TASK INPUTS START

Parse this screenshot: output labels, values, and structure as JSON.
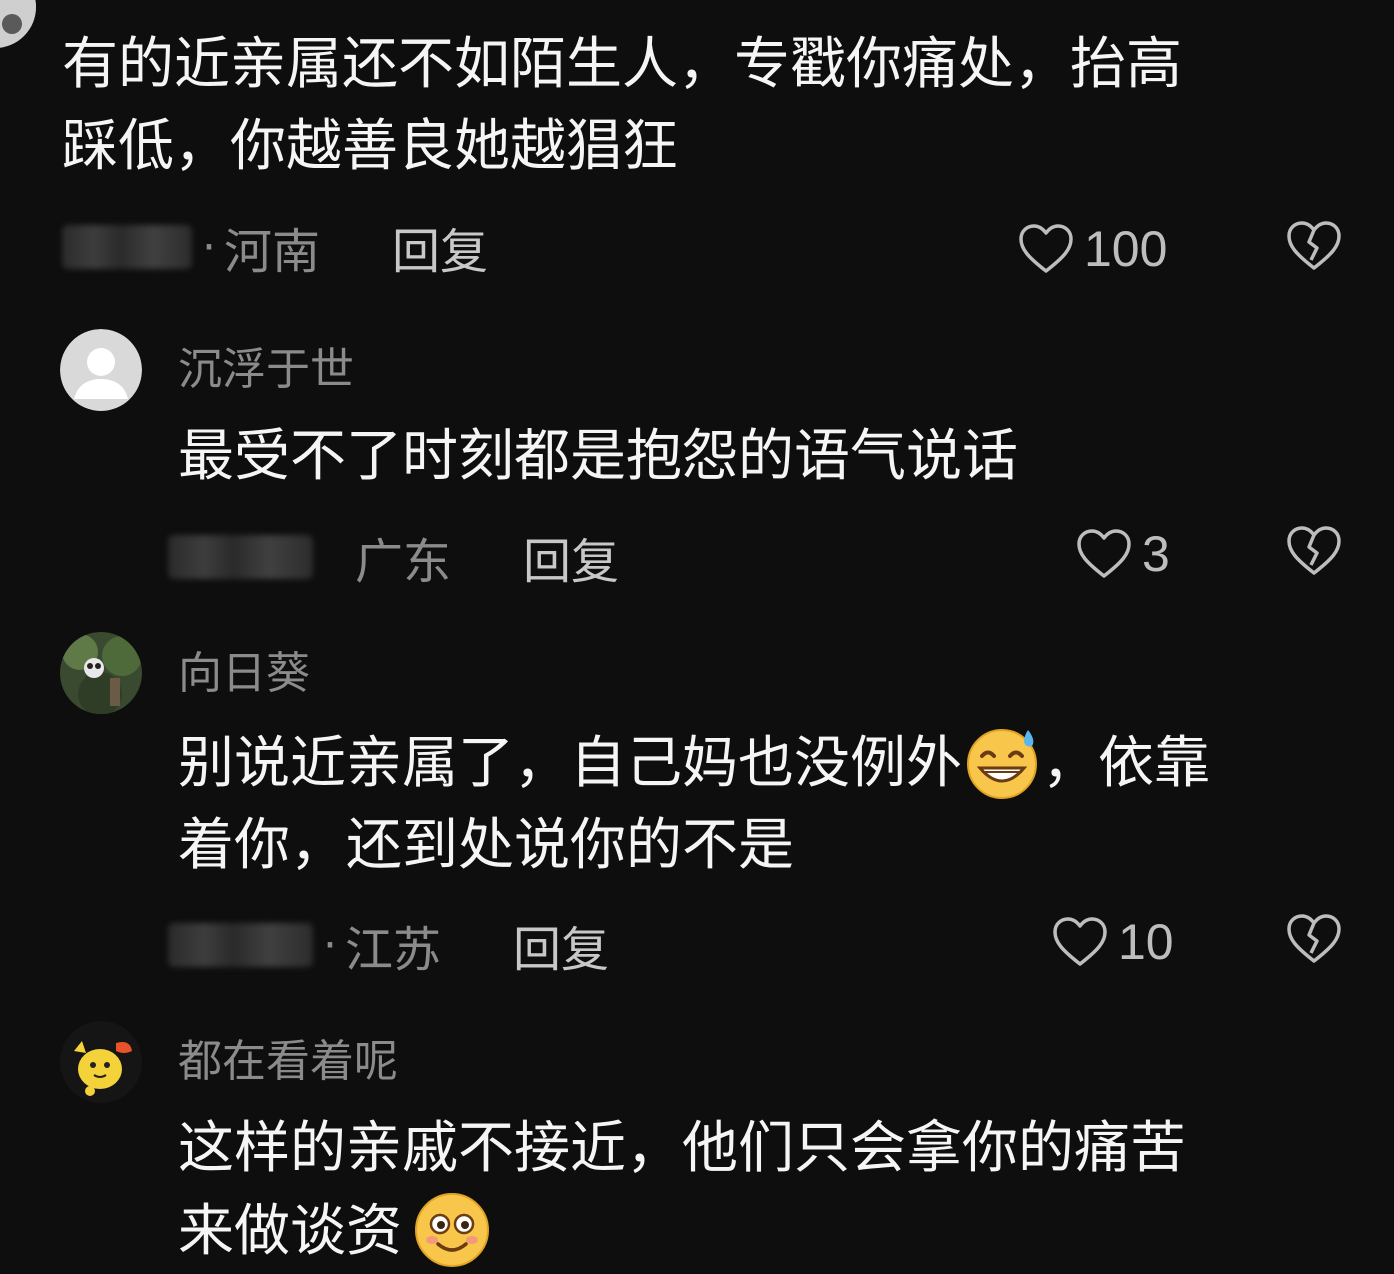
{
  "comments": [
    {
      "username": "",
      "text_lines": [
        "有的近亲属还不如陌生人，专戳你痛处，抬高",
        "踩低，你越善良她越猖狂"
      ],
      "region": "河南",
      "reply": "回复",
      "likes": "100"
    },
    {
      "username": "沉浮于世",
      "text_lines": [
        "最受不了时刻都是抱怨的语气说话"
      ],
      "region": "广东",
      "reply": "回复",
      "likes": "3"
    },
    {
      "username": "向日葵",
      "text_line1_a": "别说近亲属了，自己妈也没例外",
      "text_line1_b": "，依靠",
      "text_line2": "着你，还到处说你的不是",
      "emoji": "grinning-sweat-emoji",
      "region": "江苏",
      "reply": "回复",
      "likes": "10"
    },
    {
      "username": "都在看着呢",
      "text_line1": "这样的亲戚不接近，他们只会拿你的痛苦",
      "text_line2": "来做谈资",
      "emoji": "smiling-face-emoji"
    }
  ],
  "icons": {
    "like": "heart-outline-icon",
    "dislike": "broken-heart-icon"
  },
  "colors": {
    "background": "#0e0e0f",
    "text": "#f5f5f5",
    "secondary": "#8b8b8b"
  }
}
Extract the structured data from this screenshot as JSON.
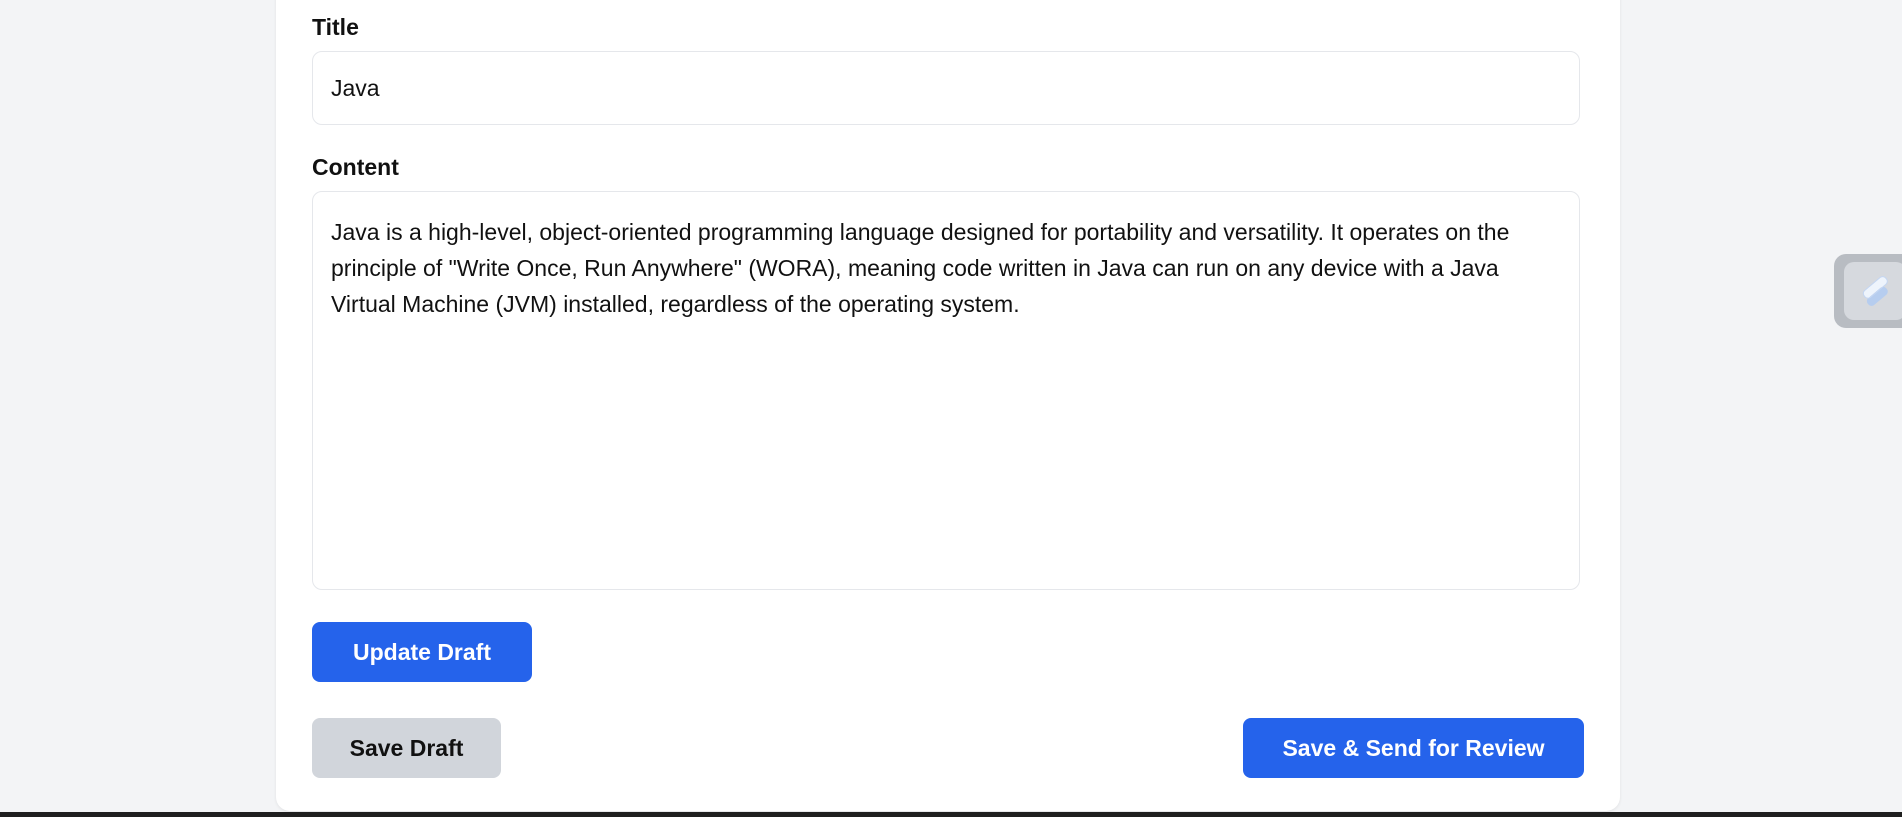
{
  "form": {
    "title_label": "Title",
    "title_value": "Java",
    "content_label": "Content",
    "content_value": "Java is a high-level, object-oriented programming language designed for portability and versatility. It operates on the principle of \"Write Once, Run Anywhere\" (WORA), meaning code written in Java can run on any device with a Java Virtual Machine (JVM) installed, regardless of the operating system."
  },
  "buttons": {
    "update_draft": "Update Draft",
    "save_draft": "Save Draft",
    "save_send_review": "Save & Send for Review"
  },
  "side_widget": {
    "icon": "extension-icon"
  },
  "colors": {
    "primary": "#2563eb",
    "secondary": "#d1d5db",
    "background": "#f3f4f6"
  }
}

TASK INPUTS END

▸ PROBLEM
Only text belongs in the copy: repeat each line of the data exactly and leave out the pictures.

▸ SOLUTION
Parse this screenshot: output labels, values, and structure as JSON.
{
  "comments": [
    {
      "username": "",
      "text_lines": [
        "有的近亲属还不如陌生人，专戳你痛处，抬高",
        "踩低，你越善良她越猖狂"
      ],
      "region": "河南",
      "reply": "回复",
      "likes": "100"
    },
    {
      "username": "沉浮于世",
      "text_lines": [
        "最受不了时刻都是抱怨的语气说话"
      ],
      "region": "广东",
      "reply": "回复",
      "likes": "3"
    },
    {
      "username": "向日葵",
      "text_line1_a": "别说近亲属了，自己妈也没例外",
      "text_line1_b": "，依靠",
      "text_line2": "着你，还到处说你的不是",
      "emoji": "grinning-sweat-emoji",
      "region": "江苏",
      "reply": "回复",
      "likes": "10"
    },
    {
      "username": "都在看着呢",
      "text_line1": "这样的亲戚不接近，他们只会拿你的痛苦",
      "text_line2": "来做谈资",
      "emoji": "smiling-face-emoji"
    }
  ],
  "icons": {
    "like": "heart-outline-icon",
    "dislike": "broken-heart-icon"
  },
  "colors": {
    "background": "#0e0e0f",
    "text": "#f5f5f5",
    "secondary": "#8b8b8b"
  }
}
Extract the structured data from this screenshot as JSON.
{
  "form": {
    "title_label": "Title",
    "title_value": "Java",
    "content_label": "Content",
    "content_value": "Java is a high-level, object-oriented programming language designed for portability and versatility. It operates on the principle of \"Write Once, Run Anywhere\" (WORA), meaning code written in Java can run on any device with a Java Virtual Machine (JVM) installed, regardless of the operating system."
  },
  "buttons": {
    "update_draft": "Update Draft",
    "save_draft": "Save Draft",
    "save_send_review": "Save & Send for Review"
  },
  "side_widget": {
    "icon": "extension-icon"
  },
  "colors": {
    "primary": "#2563eb",
    "secondary": "#d1d5db",
    "background": "#f3f4f6"
  }
}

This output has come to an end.